§ **Work request**:
Find each line below that includes "username", then copy it.

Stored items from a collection
◆ ◆ ◆ ◆ ◆
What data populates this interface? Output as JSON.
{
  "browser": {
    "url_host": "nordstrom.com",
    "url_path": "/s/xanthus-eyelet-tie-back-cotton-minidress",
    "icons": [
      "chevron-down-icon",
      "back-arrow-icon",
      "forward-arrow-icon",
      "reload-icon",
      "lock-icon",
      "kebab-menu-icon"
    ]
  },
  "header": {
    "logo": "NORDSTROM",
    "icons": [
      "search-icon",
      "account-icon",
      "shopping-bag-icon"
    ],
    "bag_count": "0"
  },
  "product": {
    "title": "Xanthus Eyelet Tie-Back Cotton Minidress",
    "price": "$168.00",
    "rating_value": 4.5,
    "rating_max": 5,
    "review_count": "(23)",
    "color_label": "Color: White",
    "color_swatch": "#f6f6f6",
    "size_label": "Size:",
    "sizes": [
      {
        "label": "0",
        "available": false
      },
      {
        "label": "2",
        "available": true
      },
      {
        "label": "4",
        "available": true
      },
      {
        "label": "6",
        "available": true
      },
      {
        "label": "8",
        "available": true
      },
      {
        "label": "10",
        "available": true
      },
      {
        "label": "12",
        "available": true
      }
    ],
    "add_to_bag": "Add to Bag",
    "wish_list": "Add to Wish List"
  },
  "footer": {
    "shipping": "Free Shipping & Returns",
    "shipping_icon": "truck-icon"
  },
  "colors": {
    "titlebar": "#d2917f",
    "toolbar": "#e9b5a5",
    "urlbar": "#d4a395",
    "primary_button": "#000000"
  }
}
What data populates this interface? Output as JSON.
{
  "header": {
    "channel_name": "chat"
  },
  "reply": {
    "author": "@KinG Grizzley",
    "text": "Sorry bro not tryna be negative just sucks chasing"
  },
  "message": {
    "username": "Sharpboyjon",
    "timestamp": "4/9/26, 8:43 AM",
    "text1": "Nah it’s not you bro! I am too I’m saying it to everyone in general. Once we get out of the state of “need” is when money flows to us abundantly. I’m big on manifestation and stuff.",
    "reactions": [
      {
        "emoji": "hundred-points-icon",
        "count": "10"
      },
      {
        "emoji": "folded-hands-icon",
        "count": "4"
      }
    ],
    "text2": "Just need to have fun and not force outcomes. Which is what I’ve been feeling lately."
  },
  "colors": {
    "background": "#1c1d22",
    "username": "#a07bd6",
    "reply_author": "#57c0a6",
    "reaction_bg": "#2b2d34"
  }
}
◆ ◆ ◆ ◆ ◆
§ **Response to this exercise**:
    "username": "Sharpboyjon",
    "username": "#a07bd6",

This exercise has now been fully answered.